The supreme court has recognized that “the beneficiaries of a trust created for successive beneficiaries can compel the termination of the trust before its natural expiration if its continuance is not necessary to carry out a material purpose for its creation—provided that all of the beneficiaries consent.”  In re Trust of Boright, 377 N.W.2d 9, 12 (Minn. 1985); see also Minn. Stat. § 501B.03 (2004) (providing that “[i]f the purposes for which an active express trust is created have been accomplished, or become impossible of accomplishment or illegal, the trust will be terminated”).  The material purpose is a reflection of “the testator’s intent, which is to be gathered from the whole instrument and all reasonable inferences that may be drawn from it.”  In re Tufford’s Trust, 275 Minn. 66, 71, 145 N.W.2d 59, 64 (1966).

            Appellant’s contention that the agreement between him and the remainder beneficiaries must be upheld as a legal, binding contract is flawed.  The remainder beneficiaries’ offer to terminate the trust was explicitly contingent upon approval by the district court and complete dissolution of the trust.  Absent that approval, the agreement never became enforceable. 

            Appellant also argues that permitting a partial termination of the trust will encourage remainder beneficiaries such as respondents to breach otherwise enforceable agreements “to their own benefit.”  But the record is clear that the remainder beneficiaries did not breach the agreement and attempted in good faith to secure complete termination and court approval.  And the remainder beneficiaries would have collected a greater part of the trust had the petition been granted as initially presented. 

            Appellant next argues that the district court erred by concluding that the beneficiaries’ agreement violated the trust’s material purposes and spendthrift provision.  A spendthrift trust is “a trust in which the power of alienation has been suspended.”  Morrison v. Doyle, 582 N.W.2d 237, 240 (Minn. 1998).   These trusts are upheld in deference to the owner’s freedom to dispose of the estate and to exclude “creditors and others” from provided benefits.  In re Moulton’s Estate, 233 Minn. 286, 291, 46 N.W.2d 667, 670 (1951). 

Decedent’s will gave specific directions concerning the timing and amount of distributions to appellant.  The lump-sum payment contemplated by the beneficiaries’ agreement is plainly contrary to the structured and limited distributions provided by the trust.  See Boright, 377 N.W.2d at 12 (observing that “[o]rdinarily, the presence of a spendthrift provision precludes termination of a trust prior to its natural termination date, for if one of the purposes for which the settlor created the trust was to protect the life beneficiary from his own improvidence, that purpose would be frustrated by a premature termination of the trust”). 
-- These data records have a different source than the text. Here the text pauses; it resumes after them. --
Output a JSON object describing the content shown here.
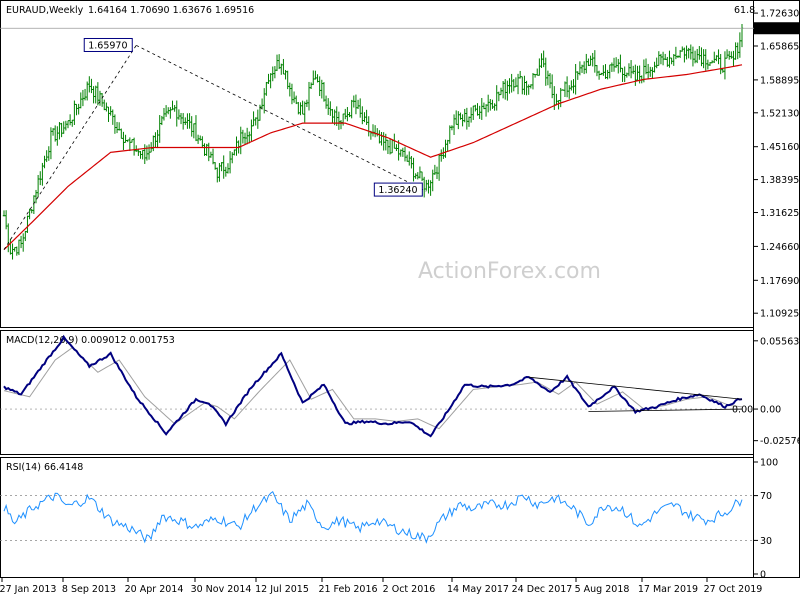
{
  "chart_data": [
    {
      "type": "ohlc",
      "title": "EURAUD,Weekly",
      "ohlc_header": "1.64164 1.70690 1.63676 1.69516",
      "corner_label": "61.8",
      "watermark": "ActionForex.com",
      "ylim": [
        1.085,
        1.745
      ],
      "y_ticks": [
        "1.72630",
        "1.65865",
        "1.58895",
        "1.52130",
        "1.45160",
        "1.38395",
        "1.31625",
        "1.24660",
        "1.17690",
        "1.10925"
      ],
      "last_price": "1.69516",
      "annotations": [
        {
          "label": "1.65970",
          "date_index": 62,
          "value": 1.6597
        },
        {
          "label": "1.36240",
          "date_index": 198,
          "value": 1.3624
        }
      ],
      "price_anchors": [
        [
          0,
          1.31
        ],
        [
          3,
          1.24
        ],
        [
          8,
          1.25
        ],
        [
          14,
          1.35
        ],
        [
          22,
          1.47
        ],
        [
          30,
          1.5
        ],
        [
          40,
          1.58
        ],
        [
          48,
          1.53
        ],
        [
          58,
          1.46
        ],
        [
          66,
          1.43
        ],
        [
          74,
          1.5
        ],
        [
          80,
          1.53
        ],
        [
          90,
          1.48
        ],
        [
          100,
          1.4
        ],
        [
          106,
          1.42
        ],
        [
          112,
          1.48
        ],
        [
          118,
          1.5
        ],
        [
          124,
          1.6
        ],
        [
          130,
          1.63
        ],
        [
          135,
          1.56
        ],
        [
          140,
          1.52
        ],
        [
          146,
          1.6
        ],
        [
          152,
          1.54
        ],
        [
          158,
          1.5
        ],
        [
          164,
          1.54
        ],
        [
          170,
          1.49
        ],
        [
          176,
          1.46
        ],
        [
          182,
          1.45
        ],
        [
          188,
          1.43
        ],
        [
          194,
          1.39
        ],
        [
          198,
          1.37
        ],
        [
          204,
          1.42
        ],
        [
          210,
          1.5
        ],
        [
          216,
          1.51
        ],
        [
          222,
          1.53
        ],
        [
          230,
          1.55
        ],
        [
          238,
          1.59
        ],
        [
          246,
          1.58
        ],
        [
          252,
          1.62
        ],
        [
          258,
          1.55
        ],
        [
          266,
          1.58
        ],
        [
          274,
          1.63
        ],
        [
          280,
          1.6
        ],
        [
          288,
          1.62
        ],
        [
          296,
          1.59
        ],
        [
          304,
          1.62
        ],
        [
          310,
          1.63
        ],
        [
          318,
          1.65
        ],
        [
          326,
          1.64
        ],
        [
          336,
          1.62
        ],
        [
          342,
          1.63
        ],
        [
          346,
          1.69
        ]
      ],
      "ma_anchors": [
        [
          0,
          1.24
        ],
        [
          14,
          1.3
        ],
        [
          30,
          1.37
        ],
        [
          50,
          1.44
        ],
        [
          70,
          1.45
        ],
        [
          90,
          1.45
        ],
        [
          110,
          1.45
        ],
        [
          125,
          1.48
        ],
        [
          140,
          1.5
        ],
        [
          160,
          1.5
        ],
        [
          180,
          1.47
        ],
        [
          200,
          1.43
        ],
        [
          220,
          1.46
        ],
        [
          240,
          1.5
        ],
        [
          260,
          1.54
        ],
        [
          280,
          1.57
        ],
        [
          300,
          1.59
        ],
        [
          320,
          1.6
        ],
        [
          340,
          1.615
        ],
        [
          346,
          1.62
        ]
      ],
      "trend_lines": [
        [
          [
            0,
            1.24
          ],
          [
            62,
            1.66
          ]
        ],
        [
          [
            62,
            1.66
          ],
          [
            198,
            1.36
          ]
        ]
      ]
    },
    {
      "type": "line",
      "title": "MACD(12,26,9) 0.009012 0.001753",
      "ylim": [
        -0.035,
        0.062
      ],
      "y_ticks": [
        "0.055637",
        "0.00",
        "-0.02576"
      ],
      "zero_label": "0.00",
      "series": [
        {
          "anchors": [
            [
              0,
              0.018
            ],
            [
              8,
              0.012
            ],
            [
              20,
              0.04
            ],
            [
              28,
              0.058
            ],
            [
              40,
              0.035
            ],
            [
              50,
              0.045
            ],
            [
              62,
              0.01
            ],
            [
              76,
              -0.02
            ],
            [
              90,
              0.008
            ],
            [
              96,
              0.005
            ],
            [
              104,
              -0.012
            ],
            [
              116,
              0.018
            ],
            [
              130,
              0.045
            ],
            [
              140,
              0.005
            ],
            [
              150,
              0.02
            ],
            [
              160,
              -0.012
            ],
            [
              170,
              -0.01
            ],
            [
              180,
              -0.012
            ],
            [
              190,
              -0.01
            ],
            [
              200,
              -0.022
            ],
            [
              208,
              -0.002
            ],
            [
              216,
              0.02
            ],
            [
              226,
              0.018
            ],
            [
              238,
              0.02
            ],
            [
              246,
              0.026
            ],
            [
              256,
              0.014
            ],
            [
              264,
              0.026
            ],
            [
              274,
              0.002
            ],
            [
              286,
              0.018
            ],
            [
              296,
              -0.002
            ],
            [
              306,
              0.002
            ],
            [
              316,
              0.008
            ],
            [
              326,
              0.012
            ],
            [
              338,
              0.002
            ],
            [
              346,
              0.009
            ]
          ]
        },
        {
          "anchors": [
            [
              0,
              0.015
            ],
            [
              12,
              0.01
            ],
            [
              24,
              0.04
            ],
            [
              32,
              0.05
            ],
            [
              44,
              0.03
            ],
            [
              54,
              0.04
            ],
            [
              66,
              0.01
            ],
            [
              80,
              -0.012
            ],
            [
              94,
              0.005
            ],
            [
              100,
              0.002
            ],
            [
              108,
              -0.008
            ],
            [
              120,
              0.015
            ],
            [
              134,
              0.04
            ],
            [
              144,
              0.008
            ],
            [
              154,
              0.016
            ],
            [
              164,
              -0.008
            ],
            [
              174,
              -0.008
            ],
            [
              184,
              -0.01
            ],
            [
              194,
              -0.008
            ],
            [
              204,
              -0.016
            ],
            [
              212,
              0.0
            ],
            [
              220,
              0.016
            ],
            [
              230,
              0.018
            ],
            [
              242,
              0.02
            ],
            [
              250,
              0.022
            ],
            [
              260,
              0.012
            ],
            [
              268,
              0.022
            ],
            [
              278,
              0.004
            ],
            [
              290,
              0.014
            ],
            [
              300,
              0.0
            ],
            [
              310,
              0.003
            ],
            [
              320,
              0.008
            ],
            [
              330,
              0.01
            ],
            [
              340,
              0.003
            ],
            [
              346,
              0.0018
            ]
          ]
        }
      ],
      "trend_lines": [
        [
          [
            246,
            0.026
          ],
          [
            346,
            0.008
          ]
        ],
        [
          [
            274,
            -0.002
          ],
          [
            346,
            0.0
          ]
        ]
      ]
    },
    {
      "type": "line",
      "title": "RSI(14) 66.4148",
      "ylim": [
        0,
        100
      ],
      "y_ticks": [
        "100",
        "70",
        "30",
        "0"
      ],
      "levels": [
        70,
        30
      ],
      "series": [
        {
          "anchors": [
            [
              0,
              60
            ],
            [
              5,
              45
            ],
            [
              14,
              60
            ],
            [
              24,
              70
            ],
            [
              30,
              60
            ],
            [
              40,
              68
            ],
            [
              50,
              48
            ],
            [
              60,
              40
            ],
            [
              68,
              30
            ],
            [
              74,
              52
            ],
            [
              82,
              48
            ],
            [
              90,
              42
            ],
            [
              100,
              50
            ],
            [
              110,
              42
            ],
            [
              118,
              60
            ],
            [
              126,
              70
            ],
            [
              134,
              48
            ],
            [
              142,
              62
            ],
            [
              150,
              42
            ],
            [
              158,
              48
            ],
            [
              166,
              40
            ],
            [
              174,
              48
            ],
            [
              182,
              42
            ],
            [
              190,
              36
            ],
            [
              198,
              32
            ],
            [
              206,
              50
            ],
            [
              214,
              62
            ],
            [
              220,
              58
            ],
            [
              228,
              62
            ],
            [
              236,
              62
            ],
            [
              244,
              70
            ],
            [
              250,
              62
            ],
            [
              258,
              68
            ],
            [
              266,
              60
            ],
            [
              274,
              45
            ],
            [
              282,
              62
            ],
            [
              290,
              58
            ],
            [
              298,
              42
            ],
            [
              306,
              55
            ],
            [
              314,
              62
            ],
            [
              322,
              52
            ],
            [
              330,
              48
            ],
            [
              338,
              55
            ],
            [
              346,
              66.4
            ]
          ]
        }
      ]
    }
  ],
  "x_ticks": [
    "27 Jan 2013",
    "8 Sep 2013",
    "20 Apr 2014",
    "30 Nov 2014",
    "12 Jul 2015",
    "21 Feb 2016",
    "2 Oct 2016",
    "14 May 2017",
    "24 Dec 2017",
    "5 Aug 2018",
    "17 Mar 2019",
    "27 Oct 2019"
  ],
  "colors": {
    "price": "#008000",
    "ma": "#d40000",
    "macd": "#000080",
    "signal": "#a0a0a0",
    "rsi": "#1e90ff",
    "annotation": "#000080"
  }
}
Appellant contends that the beneficiaries’ agreement should be enforced because the underlying motive of the will reveals no specific desire to postpone his receipt of trust funds.  But where, as here, the trust instrument is unambiguous, the parties may not go outside the four corners of the document in order to discover underlying meanings.  See McLaughlin, 361 N.W.2d at 44-45. 

Appellant also argues that trustee Bellows went beyond the scope of his duty as a trustee when he challenged the beneficiaries’ agreement.  But a trustee is bound to administer the trust in a manner consistent with the settlor’s intent.  See In re Trusts A & B of Divine, 672 N.W.2d 912, 917 (Minn. App. 2004) (discussing trustee’s fiduciary duty to beneficiary).  Because trustee Bellows believed that the beneficiaries’ agreement “would violate a material purpose of the trust expressed in the spendthrift provision,” Boright, 377 N.W.2d at 14, he acted legally and well within his discretion by challenging the agreement as proposed.

            Having properly concluded that the agreement among the beneficiaries contravened the plain intent of the trust, the district court appropriately denied a complete termination of the trust and approved instead a partial termination.


* Retired judge of the Minnesota Court of Appeals, serving by appointment pursuant to Minn. Const. art. VI, § 10.